A political stance halted his international career for five years and now that he is back in the fold, Syrian football great Firas al-Khatib says he doesn't care about politics anymore as football could end up being better at bringing about peace in his war-ravaged country.
Firas had hit international headlines when he withdrew from the national team back in 2012 to protest against Syrian President Bashar-al-Assad, accusing him of bombing his home town Homs, following the uprising in 2011.
"Our players always try their best to do well on a football pitch and bring some smile on the faces of our fans. This is our first and foremost thought," he said.
"Apart from that, we don't care about the politics, we don't care.
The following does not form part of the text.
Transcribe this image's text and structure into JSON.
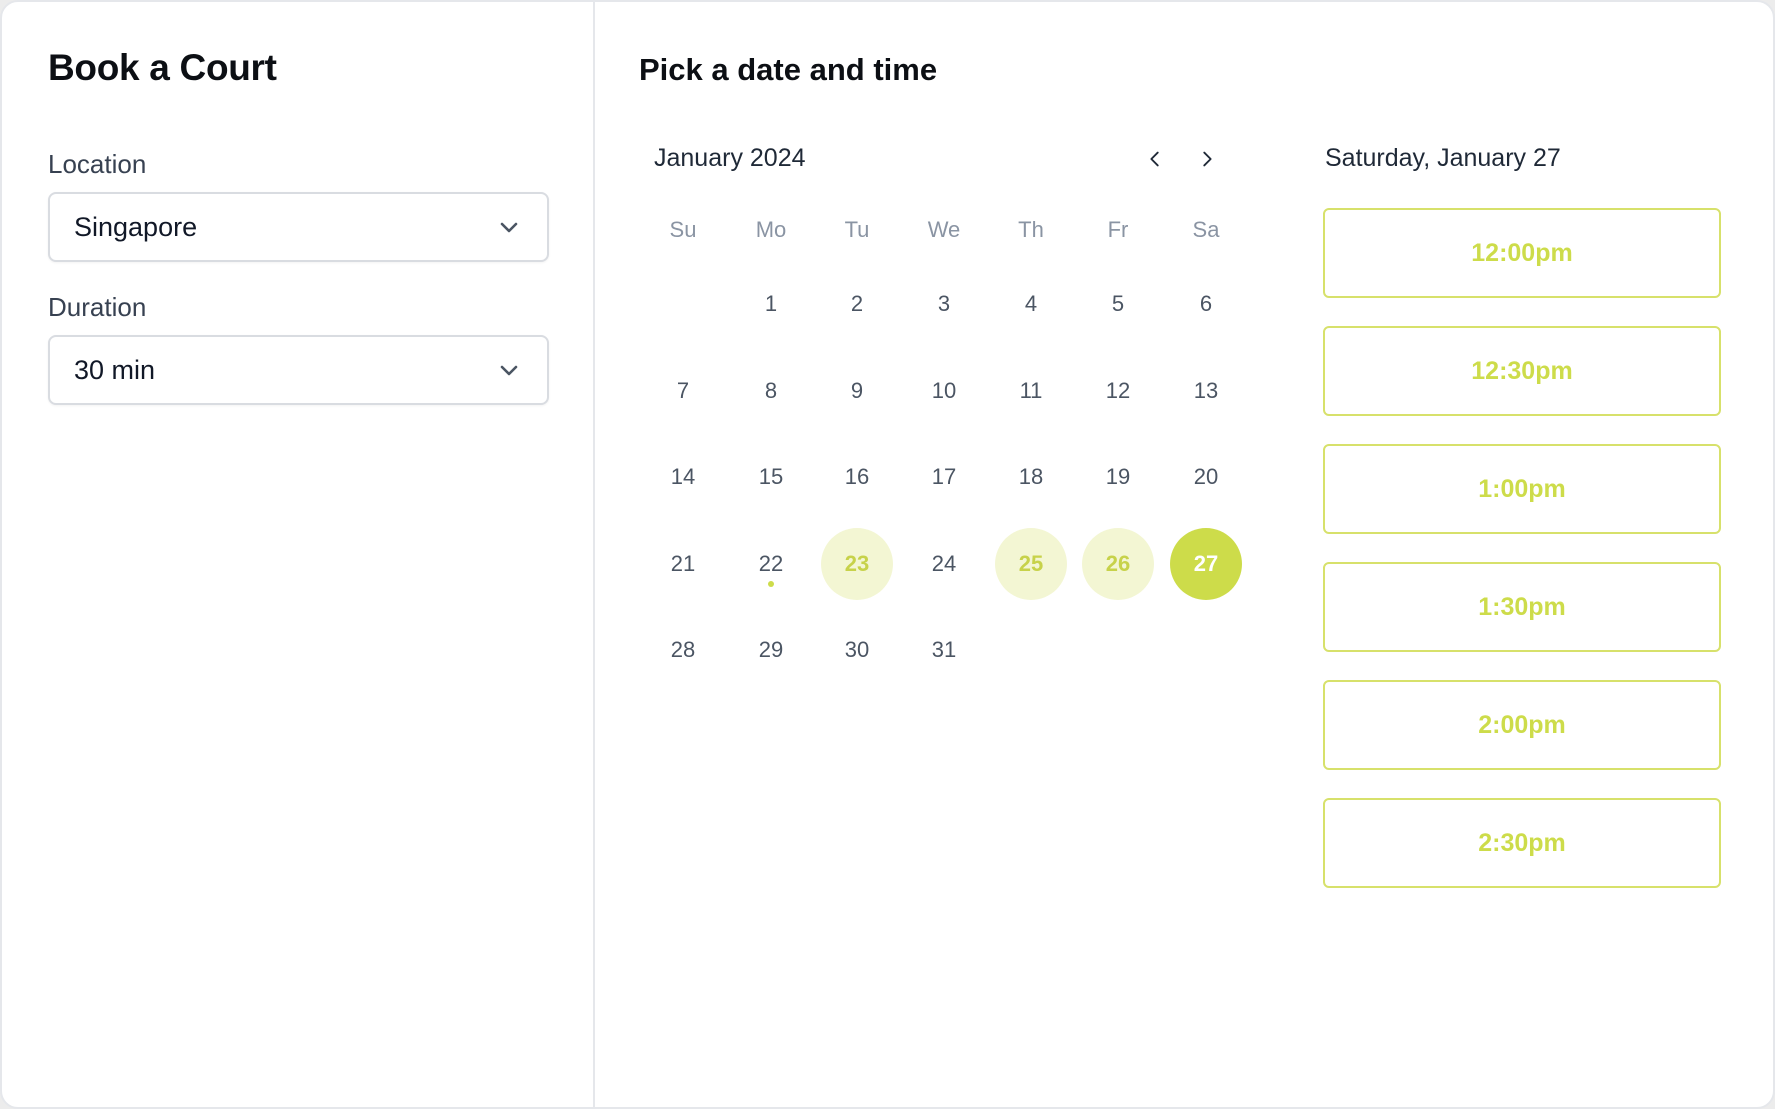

We play football, we play sport. We don't care about other things."
In return, he lost many friends as players were then forced into taking sides -- either in favour of or against Assad.
The 35-year-old forward was at the helm of affairs as the team, battling heavy odds, came agonisingly close to securing a historic World Cup berth, only to fall in the final play-off game against Australia in Sydney.
And as the death and destruction continues with no redemption in sight, Firas wants to keep doing whatever little he can, through football.
Firas, who has been a regular in the national team since 2001, currently plays in the Kuwaiti Premier League, but his heart lies in Syria.
Besides the national team, Firas has turned out for plenty of top clubs in Asia with plenty of success, scoring goals at will.
Asked about staying away from the national team, he said, "It's a long story, but finally, I am back to help the team, players, help all the people and the country.
"Football can surely bring about peace. Because all the people whether against or for the government, are coming behind the national team and that is a very good step for us. Now, we are much better than last two years.
"The (Syrian) league has restarted, 20,000 people come to support the players, their teams and this is good."
He looks at the future with hope.
"We have talented players, we are a very god national team in Asia. We are ranked sixth and will try to at least make the semifinals of Asian Cup.
His past has been a roller-coaster but rather than dwelling on it, Firas is looking ahead with renewed hopes.
(This story has not been edited by Business Standard staff and is auto-generated from a syndicated feed.)